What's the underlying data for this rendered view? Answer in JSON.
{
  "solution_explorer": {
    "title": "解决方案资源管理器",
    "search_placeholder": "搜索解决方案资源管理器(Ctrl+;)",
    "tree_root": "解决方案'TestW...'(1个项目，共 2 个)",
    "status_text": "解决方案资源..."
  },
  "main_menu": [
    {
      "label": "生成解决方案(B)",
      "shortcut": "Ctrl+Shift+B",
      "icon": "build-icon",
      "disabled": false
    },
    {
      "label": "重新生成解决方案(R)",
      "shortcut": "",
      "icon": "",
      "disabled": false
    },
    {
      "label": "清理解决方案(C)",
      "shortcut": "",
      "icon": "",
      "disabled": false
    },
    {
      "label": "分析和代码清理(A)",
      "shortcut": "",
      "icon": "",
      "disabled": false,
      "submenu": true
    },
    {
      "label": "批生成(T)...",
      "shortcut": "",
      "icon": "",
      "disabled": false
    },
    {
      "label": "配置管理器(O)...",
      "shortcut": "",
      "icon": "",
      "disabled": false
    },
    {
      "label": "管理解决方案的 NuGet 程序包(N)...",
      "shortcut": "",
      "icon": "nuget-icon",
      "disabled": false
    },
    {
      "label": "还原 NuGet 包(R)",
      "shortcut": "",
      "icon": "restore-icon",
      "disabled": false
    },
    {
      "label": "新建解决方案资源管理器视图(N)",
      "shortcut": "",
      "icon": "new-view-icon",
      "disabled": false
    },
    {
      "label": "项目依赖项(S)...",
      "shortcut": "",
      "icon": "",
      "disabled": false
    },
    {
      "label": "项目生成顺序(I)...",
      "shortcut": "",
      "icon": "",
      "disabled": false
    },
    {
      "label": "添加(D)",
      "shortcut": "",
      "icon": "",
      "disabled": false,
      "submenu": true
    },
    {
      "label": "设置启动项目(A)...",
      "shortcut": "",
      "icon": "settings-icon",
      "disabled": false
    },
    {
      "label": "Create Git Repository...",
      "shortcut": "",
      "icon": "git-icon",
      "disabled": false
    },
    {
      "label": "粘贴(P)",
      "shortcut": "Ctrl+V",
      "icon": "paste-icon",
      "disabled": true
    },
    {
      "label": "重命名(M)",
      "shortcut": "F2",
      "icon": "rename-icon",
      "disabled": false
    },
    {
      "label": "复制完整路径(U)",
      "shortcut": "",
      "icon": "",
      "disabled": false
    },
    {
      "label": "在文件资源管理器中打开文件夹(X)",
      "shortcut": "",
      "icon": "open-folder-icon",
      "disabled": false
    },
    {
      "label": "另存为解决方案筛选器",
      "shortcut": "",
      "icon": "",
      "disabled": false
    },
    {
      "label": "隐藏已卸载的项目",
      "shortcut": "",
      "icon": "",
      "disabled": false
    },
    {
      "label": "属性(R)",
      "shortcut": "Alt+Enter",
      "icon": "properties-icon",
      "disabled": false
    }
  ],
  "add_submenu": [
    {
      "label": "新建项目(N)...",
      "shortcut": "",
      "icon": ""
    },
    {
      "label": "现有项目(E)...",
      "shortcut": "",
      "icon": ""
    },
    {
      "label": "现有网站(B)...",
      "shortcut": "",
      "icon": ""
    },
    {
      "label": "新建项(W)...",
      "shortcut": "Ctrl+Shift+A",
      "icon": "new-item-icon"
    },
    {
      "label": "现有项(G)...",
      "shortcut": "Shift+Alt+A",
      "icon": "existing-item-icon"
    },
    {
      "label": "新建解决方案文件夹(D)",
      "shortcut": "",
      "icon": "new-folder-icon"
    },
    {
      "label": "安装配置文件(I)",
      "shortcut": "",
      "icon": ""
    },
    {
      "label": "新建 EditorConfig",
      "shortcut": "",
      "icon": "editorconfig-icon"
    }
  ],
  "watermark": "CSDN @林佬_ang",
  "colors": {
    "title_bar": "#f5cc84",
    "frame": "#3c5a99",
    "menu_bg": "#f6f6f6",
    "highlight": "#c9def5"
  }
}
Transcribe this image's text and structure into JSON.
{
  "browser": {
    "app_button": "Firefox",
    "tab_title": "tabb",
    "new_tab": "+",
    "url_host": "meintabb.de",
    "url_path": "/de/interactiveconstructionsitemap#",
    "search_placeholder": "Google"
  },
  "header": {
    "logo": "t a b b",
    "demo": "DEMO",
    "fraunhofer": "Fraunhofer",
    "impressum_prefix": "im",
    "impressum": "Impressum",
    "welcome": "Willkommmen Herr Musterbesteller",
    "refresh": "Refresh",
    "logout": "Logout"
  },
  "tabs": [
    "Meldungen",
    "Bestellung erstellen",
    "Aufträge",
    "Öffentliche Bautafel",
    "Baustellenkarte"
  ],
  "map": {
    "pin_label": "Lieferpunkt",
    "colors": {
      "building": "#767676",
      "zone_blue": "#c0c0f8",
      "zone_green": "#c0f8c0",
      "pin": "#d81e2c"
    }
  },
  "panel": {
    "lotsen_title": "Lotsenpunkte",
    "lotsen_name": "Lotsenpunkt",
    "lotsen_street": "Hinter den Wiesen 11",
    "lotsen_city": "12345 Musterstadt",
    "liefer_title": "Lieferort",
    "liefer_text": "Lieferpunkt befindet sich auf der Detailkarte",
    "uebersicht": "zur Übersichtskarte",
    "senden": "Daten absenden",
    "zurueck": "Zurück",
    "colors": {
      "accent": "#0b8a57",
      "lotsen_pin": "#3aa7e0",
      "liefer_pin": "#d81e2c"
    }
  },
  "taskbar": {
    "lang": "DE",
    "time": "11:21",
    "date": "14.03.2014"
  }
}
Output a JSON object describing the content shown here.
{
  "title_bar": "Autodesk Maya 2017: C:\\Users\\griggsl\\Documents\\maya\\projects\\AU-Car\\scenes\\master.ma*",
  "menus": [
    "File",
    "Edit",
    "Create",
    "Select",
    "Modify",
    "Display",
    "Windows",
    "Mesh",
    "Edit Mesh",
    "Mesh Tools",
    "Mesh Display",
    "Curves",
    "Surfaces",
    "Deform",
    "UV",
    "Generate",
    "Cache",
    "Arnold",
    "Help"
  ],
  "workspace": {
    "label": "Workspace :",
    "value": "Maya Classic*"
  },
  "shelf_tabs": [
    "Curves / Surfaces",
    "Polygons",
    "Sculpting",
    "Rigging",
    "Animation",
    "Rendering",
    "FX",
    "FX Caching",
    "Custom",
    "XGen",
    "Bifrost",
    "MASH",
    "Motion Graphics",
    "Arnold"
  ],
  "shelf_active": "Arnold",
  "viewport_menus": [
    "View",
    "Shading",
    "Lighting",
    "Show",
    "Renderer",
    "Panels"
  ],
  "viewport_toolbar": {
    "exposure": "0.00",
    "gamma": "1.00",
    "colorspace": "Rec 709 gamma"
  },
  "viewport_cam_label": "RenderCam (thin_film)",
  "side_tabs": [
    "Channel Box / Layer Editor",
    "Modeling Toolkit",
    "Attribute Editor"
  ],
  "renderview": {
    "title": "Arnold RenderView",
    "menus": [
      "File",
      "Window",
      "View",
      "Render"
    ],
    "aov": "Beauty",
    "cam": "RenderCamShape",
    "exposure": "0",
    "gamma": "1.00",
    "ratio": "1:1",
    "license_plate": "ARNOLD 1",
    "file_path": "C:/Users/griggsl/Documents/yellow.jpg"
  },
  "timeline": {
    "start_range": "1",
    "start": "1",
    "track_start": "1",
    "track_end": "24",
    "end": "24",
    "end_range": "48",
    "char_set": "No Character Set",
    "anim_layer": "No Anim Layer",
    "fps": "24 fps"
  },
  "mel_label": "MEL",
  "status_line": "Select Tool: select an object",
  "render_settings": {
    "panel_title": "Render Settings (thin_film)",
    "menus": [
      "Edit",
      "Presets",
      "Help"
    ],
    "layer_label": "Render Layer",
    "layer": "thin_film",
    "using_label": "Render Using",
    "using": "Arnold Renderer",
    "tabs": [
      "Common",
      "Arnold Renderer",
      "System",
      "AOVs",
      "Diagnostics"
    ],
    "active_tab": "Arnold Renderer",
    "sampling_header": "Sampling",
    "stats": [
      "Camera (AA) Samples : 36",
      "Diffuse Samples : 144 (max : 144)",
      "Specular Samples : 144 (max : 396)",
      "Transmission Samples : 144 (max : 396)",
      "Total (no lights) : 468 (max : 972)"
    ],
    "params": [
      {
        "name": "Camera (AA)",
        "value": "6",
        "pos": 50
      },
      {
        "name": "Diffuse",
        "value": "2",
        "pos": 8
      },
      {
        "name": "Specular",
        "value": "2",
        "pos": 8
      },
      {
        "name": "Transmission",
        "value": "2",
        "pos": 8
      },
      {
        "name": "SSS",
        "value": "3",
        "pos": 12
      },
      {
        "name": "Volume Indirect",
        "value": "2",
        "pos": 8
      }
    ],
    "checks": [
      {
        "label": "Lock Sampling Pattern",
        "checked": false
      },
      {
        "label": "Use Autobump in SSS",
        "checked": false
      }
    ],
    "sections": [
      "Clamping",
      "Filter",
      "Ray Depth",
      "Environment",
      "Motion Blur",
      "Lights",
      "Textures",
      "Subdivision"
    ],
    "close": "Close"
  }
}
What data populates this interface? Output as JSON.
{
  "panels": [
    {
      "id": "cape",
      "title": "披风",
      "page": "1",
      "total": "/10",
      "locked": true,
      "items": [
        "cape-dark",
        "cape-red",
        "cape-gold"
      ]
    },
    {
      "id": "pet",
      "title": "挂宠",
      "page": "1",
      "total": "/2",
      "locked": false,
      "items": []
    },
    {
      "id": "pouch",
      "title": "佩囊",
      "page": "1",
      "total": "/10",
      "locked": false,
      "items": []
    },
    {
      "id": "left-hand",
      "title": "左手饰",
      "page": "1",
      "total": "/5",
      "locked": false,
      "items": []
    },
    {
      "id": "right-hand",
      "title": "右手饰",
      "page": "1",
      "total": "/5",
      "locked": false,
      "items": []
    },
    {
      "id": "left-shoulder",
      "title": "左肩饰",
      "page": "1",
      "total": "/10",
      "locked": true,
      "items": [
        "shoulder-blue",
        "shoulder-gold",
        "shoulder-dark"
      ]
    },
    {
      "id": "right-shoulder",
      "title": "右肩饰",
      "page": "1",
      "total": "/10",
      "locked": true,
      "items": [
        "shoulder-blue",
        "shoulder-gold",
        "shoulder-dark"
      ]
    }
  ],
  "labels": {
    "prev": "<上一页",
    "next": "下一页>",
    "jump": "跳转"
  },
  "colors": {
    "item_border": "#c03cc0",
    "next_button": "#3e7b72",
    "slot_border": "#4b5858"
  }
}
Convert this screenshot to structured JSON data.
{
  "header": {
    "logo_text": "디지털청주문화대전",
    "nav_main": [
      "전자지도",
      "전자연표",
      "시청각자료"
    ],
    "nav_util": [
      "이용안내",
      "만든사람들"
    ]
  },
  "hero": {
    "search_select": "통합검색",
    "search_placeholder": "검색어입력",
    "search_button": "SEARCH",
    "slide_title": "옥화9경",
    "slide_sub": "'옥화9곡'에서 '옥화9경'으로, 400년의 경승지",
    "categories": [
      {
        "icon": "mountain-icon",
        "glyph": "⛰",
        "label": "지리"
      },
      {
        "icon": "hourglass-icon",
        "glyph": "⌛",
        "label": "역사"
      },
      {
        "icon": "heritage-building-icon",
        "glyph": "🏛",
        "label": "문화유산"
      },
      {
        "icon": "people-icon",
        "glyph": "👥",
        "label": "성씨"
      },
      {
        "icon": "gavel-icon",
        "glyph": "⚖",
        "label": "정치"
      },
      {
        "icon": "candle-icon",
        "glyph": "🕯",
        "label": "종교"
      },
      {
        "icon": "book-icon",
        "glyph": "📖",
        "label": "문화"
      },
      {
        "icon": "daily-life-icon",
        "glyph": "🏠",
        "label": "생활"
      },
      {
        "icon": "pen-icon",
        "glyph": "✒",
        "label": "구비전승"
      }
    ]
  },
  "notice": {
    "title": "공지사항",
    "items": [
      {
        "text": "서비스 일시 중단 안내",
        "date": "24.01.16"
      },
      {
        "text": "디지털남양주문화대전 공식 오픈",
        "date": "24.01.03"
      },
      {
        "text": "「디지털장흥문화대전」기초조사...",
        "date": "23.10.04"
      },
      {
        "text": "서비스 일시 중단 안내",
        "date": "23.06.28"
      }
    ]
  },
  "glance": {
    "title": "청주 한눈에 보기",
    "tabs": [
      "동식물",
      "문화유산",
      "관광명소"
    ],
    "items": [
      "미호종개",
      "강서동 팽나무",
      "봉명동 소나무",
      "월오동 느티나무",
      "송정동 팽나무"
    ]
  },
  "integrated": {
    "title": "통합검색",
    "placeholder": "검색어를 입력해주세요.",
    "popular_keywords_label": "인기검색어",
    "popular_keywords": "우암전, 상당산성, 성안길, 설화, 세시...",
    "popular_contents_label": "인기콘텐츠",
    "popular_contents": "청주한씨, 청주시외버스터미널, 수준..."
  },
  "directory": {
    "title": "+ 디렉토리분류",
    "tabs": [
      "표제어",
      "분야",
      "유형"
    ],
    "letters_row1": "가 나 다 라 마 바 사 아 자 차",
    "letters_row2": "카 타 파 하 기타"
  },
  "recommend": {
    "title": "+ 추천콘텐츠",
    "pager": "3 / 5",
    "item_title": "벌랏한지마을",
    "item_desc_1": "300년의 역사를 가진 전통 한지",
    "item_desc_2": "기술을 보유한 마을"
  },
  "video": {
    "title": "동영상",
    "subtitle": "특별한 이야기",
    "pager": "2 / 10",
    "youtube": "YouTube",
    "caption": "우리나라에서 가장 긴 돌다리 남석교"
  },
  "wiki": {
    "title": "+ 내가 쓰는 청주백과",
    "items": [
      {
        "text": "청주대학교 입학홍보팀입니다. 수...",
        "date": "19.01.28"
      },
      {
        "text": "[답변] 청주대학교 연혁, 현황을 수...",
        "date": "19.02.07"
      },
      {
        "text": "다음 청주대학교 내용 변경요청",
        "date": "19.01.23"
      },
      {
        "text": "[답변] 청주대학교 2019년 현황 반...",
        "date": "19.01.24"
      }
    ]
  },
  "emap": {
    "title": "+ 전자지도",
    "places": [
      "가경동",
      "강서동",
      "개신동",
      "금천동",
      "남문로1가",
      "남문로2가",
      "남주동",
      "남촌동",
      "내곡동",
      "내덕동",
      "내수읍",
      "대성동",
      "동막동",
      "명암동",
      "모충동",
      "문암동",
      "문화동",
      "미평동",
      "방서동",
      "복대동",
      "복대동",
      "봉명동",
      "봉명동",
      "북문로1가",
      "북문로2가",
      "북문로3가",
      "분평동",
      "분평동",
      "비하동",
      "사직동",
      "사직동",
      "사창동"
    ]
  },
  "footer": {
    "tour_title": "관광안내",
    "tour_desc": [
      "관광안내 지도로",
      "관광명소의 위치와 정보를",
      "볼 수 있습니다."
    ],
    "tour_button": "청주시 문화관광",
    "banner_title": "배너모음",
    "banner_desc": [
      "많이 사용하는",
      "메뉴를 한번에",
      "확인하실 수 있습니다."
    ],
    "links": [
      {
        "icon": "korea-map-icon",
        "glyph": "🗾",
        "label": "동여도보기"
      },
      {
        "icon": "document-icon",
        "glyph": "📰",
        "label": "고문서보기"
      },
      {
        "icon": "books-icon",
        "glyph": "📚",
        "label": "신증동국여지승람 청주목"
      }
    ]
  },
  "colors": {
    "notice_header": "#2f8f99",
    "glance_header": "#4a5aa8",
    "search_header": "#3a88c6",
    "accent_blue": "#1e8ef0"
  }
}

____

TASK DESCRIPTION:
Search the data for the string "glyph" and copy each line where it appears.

OUTPUT BELOW:
        "glyph": "⛰",
        "glyph": "⌛",
        "glyph": "🏛",
        "glyph": "👥",
        "glyph": "⚖",
        "glyph": "🕯",
        "glyph": "📖",
        "glyph": "🏠",
        "glyph": "✒",
        "glyph": "🗾",
        "glyph": "📰",
        "glyph": "📚",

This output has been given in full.